» **Instructions to follow**: Scan the data for "hand" and copy each matching line.

(Collected data)
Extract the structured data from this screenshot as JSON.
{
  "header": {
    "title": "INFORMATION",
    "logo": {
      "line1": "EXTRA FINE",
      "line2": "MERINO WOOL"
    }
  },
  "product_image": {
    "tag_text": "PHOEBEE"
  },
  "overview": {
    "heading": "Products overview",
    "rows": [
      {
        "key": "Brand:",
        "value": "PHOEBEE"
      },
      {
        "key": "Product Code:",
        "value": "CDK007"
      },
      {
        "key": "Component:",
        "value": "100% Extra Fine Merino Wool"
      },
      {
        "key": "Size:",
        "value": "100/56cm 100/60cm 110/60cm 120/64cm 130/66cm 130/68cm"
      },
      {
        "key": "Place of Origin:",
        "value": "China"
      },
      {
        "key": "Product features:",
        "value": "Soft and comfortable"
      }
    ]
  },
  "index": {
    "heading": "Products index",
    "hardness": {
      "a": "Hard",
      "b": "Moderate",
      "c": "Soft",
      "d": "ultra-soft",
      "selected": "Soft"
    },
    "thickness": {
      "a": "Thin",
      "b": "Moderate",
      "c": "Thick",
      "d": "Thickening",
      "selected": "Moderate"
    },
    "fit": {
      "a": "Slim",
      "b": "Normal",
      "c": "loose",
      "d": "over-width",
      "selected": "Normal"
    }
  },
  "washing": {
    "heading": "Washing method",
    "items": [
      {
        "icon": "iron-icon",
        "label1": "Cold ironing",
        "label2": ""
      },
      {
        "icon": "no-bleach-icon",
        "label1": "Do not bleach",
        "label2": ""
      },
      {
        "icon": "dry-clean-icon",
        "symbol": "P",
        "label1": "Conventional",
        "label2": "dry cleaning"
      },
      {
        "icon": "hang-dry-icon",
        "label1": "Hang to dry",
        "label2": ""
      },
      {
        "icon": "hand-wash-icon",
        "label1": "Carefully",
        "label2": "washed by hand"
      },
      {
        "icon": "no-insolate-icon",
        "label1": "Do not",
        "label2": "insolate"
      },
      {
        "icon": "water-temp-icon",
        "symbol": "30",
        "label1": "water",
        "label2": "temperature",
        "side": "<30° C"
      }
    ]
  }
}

» **Written reply**:
        "icon": "hand-wash-icon",
        "label2": "washed by hand"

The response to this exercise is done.